On Saturday, almost 40 people, including 5 children, have been found dead on an attempt to reach the Greek islands.
The boat that sank was a 17-meter (56-foot) boat that carried at least 120 people. Most of the migrants were Syrians, but it also carried natives of Afghanistan and Myanmar.
Local people woke up to the alarming sound of the screaming migrants, said Mehmet Unal Sahin, the mayor of Ayvacik. Since then the officials have been rescuing the survivors, which until now are about 75 people from the 120 passengers. The coast guard said it dispatched three boats, a team of divers and an helicopter after they received the calls for help.
The mayor added that they have an 80-kilometre-long coast just across from Lesbos that is very difficult to keep in control. According to journalists at the scene, the weather conditions on the Turkish coast were relatively mild, with light winds and temperature around 12 degrees celsius (54 Fahrenheit), as reported by the New York Times.
The Turkish government expects to recover more dead bodies from the recent boat-sink. The smuggle did not go so far from their departure, the boat “ hit rocks soon after it left the coast, and unfortunately, it sank” said Saim Eskioglu, deputy governor for the coastal Canakkale province that includes Ayvacik.
This tragedy takes the drownings total for January of nearly 250, where the International Organization for Migration (IOM) said that they recorded at least 805 deaths on the smuggling routes in 2015, when many people sought to enter the European Union via Turkey by reaching one of more than a dozen offshore Greek islands, specially Lesbos. This makes the number increase over 4 times the rate from last year.

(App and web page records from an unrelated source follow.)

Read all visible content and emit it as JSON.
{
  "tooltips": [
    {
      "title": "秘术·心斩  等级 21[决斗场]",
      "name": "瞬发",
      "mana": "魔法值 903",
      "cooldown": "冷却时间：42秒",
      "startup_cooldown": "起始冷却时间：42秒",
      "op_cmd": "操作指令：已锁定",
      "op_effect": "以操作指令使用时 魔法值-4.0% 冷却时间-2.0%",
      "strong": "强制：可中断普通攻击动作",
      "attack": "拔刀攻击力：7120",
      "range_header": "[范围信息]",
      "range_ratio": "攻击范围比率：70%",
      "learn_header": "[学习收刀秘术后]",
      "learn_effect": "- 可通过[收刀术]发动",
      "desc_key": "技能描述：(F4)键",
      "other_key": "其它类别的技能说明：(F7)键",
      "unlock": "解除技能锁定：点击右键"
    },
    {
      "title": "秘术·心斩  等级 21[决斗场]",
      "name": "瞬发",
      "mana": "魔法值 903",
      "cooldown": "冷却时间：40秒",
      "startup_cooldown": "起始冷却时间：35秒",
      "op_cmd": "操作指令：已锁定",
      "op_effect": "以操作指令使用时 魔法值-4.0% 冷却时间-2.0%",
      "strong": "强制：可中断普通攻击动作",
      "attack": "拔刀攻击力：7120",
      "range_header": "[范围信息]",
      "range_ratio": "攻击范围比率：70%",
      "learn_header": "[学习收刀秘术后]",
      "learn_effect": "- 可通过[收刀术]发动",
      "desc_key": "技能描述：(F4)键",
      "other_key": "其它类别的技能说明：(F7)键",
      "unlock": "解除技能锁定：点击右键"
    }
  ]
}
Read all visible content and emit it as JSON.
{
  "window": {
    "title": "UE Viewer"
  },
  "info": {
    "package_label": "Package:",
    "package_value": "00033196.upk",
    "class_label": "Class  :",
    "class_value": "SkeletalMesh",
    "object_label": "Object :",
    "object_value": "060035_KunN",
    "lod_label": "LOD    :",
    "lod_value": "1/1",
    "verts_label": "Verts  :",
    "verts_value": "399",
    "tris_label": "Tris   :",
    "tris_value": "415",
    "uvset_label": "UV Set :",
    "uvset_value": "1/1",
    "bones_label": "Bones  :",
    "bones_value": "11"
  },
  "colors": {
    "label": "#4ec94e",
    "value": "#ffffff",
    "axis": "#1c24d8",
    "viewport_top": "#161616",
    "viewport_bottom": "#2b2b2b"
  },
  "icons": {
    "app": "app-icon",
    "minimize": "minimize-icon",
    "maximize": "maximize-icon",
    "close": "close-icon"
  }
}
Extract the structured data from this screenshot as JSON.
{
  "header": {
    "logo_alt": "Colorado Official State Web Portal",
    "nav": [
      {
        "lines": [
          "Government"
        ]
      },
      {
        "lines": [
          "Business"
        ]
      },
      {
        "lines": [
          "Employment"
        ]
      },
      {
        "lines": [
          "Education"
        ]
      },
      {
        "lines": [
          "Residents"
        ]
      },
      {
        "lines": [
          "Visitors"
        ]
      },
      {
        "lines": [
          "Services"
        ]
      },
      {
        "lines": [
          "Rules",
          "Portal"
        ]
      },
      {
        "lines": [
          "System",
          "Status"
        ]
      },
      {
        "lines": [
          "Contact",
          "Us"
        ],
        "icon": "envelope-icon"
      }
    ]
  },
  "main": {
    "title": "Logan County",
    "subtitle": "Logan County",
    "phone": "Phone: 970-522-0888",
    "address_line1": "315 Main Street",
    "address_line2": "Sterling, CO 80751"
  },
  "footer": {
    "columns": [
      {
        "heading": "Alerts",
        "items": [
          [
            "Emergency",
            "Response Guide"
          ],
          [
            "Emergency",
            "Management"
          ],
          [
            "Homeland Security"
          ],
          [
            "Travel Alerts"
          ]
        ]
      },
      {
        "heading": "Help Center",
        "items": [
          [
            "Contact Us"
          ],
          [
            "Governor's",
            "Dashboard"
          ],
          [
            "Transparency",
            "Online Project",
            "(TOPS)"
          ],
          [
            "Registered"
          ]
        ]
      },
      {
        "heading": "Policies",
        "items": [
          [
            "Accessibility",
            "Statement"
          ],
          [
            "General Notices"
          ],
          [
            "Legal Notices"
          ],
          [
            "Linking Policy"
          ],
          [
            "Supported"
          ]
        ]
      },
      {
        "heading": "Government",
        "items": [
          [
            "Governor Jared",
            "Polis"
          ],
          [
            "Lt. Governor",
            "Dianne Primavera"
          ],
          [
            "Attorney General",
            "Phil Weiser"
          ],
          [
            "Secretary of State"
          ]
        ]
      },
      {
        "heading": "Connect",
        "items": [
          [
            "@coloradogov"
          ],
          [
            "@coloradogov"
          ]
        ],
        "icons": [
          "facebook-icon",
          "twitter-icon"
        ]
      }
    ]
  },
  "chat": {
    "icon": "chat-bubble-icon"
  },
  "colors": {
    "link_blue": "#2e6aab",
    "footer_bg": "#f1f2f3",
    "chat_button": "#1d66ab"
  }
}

The man who allegedly arranged the failed smuggle was arrested by Turkish officials in an attempt to fight the smuggling networks and stem the flow of migrants into Europe, for what they received a financial aid of $3.3 billion from the European Union. The attempts are also part of the country to renew the talks on joining the EU.
Source: The New York Times